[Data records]
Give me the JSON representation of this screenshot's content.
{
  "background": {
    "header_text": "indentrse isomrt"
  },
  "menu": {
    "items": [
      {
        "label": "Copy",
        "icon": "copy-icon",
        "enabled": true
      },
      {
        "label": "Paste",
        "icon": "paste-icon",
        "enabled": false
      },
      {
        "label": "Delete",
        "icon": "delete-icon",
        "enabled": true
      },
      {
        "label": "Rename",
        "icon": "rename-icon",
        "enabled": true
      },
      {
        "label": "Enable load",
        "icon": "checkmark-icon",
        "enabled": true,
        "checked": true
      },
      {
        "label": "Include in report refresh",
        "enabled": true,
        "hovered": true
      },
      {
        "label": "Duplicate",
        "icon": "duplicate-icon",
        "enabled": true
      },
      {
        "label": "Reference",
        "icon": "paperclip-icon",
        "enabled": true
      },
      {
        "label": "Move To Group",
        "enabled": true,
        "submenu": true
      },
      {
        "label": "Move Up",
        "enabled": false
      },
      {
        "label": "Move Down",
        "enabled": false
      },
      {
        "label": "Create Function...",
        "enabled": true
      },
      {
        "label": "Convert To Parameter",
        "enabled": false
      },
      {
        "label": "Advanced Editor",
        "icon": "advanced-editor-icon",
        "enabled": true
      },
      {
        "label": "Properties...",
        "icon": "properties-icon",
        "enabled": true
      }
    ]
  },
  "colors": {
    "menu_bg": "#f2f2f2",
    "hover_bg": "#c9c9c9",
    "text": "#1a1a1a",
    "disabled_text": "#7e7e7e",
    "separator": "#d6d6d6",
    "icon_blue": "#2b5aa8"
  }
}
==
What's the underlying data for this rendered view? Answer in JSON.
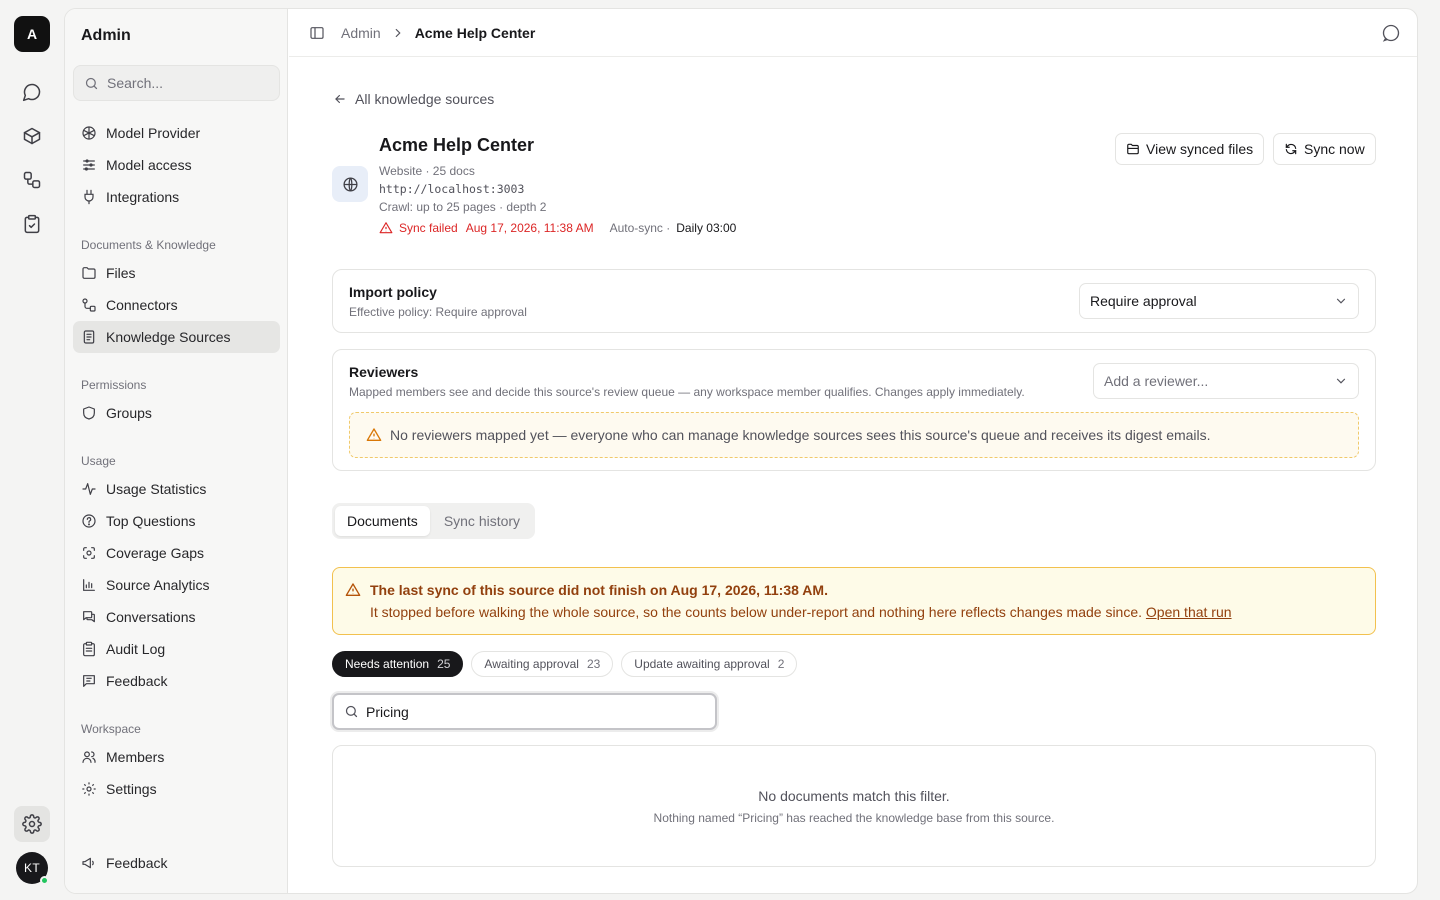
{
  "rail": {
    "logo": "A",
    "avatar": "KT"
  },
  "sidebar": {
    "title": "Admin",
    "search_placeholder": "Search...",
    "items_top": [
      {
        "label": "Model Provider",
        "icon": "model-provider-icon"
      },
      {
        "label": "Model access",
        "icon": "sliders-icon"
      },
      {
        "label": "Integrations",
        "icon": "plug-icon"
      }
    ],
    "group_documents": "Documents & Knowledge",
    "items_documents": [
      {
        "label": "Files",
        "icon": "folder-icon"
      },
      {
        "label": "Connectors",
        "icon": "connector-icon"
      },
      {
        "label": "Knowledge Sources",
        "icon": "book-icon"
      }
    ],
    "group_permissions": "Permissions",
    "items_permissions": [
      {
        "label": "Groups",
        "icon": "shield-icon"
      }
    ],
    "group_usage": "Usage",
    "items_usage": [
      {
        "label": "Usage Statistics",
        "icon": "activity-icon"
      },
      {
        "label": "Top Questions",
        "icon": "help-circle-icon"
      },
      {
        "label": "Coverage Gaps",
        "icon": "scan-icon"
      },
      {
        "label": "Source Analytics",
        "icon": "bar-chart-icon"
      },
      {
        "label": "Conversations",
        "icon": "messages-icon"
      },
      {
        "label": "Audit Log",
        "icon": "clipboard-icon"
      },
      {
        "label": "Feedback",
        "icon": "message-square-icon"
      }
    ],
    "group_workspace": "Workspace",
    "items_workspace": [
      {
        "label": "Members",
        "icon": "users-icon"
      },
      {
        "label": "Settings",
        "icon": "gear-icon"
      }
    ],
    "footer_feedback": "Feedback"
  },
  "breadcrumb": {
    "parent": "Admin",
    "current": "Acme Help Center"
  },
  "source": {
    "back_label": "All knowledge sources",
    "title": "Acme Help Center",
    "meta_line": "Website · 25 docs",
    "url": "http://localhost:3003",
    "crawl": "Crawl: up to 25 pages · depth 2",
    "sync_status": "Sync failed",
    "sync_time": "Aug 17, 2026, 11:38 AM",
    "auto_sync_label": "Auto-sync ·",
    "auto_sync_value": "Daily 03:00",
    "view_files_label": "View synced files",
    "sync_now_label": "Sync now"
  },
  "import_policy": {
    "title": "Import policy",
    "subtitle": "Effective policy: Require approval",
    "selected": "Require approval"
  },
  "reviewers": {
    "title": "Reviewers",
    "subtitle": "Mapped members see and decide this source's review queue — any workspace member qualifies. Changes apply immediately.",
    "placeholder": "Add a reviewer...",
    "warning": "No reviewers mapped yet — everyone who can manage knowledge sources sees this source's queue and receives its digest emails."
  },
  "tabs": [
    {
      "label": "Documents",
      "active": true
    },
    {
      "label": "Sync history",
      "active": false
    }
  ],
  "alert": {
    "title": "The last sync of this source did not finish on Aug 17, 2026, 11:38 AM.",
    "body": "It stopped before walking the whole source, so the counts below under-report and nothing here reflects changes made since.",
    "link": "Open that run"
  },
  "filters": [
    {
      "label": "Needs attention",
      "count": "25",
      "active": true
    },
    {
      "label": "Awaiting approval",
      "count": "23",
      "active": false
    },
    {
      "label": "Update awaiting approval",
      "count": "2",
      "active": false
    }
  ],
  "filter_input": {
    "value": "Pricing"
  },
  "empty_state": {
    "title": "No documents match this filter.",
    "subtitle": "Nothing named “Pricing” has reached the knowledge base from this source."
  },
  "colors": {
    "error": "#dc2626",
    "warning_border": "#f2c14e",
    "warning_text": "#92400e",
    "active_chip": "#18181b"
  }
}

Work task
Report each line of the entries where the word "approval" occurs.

Written response
    "subtitle": "Effective policy: Require approval",
    "selected": "Require approval"
      "label": "Awaiting approval",
      "label": "Update awaiting approval",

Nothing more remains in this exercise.